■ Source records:
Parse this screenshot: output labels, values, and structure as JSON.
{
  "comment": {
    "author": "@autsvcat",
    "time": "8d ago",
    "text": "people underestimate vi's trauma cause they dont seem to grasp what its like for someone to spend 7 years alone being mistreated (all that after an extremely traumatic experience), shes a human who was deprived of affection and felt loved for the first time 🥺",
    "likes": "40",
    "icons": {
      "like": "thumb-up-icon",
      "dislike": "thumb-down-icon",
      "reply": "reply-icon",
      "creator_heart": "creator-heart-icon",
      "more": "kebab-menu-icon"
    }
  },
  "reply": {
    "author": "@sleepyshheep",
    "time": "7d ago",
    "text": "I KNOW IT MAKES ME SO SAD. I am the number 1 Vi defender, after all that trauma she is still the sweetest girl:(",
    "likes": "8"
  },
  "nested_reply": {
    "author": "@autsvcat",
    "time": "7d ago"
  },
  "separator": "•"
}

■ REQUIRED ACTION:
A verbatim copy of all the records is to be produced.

■ EXERCISE RESPONSE:
Parse this screenshot: output labels, values, and structure as JSON.
{
  "comment": {
    "author": "@autsvcat",
    "time": "8d ago",
    "text": "people underestimate vi's trauma cause they dont seem to grasp what its like for someone to spend 7 years alone being mistreated (all that after an extremely traumatic experience), shes a human who was deprived of affection and felt loved for the first time 🥺",
    "likes": "40",
    "icons": {
      "like": "thumb-up-icon",
      "dislike": "thumb-down-icon",
      "reply": "reply-icon",
      "creator_heart": "creator-heart-icon",
      "more": "kebab-menu-icon"
    }
  },
  "reply": {
    "author": "@sleepyshheep",
    "time": "7d ago",
    "text": "I KNOW IT MAKES ME SO SAD. I am the number 1 Vi defender, after all that trauma she is still the sweetest girl:(",
    "likes": "8"
  },
  "nested_reply": {
    "author": "@autsvcat",
    "time": "7d ago"
  },
  "separator": "•"
}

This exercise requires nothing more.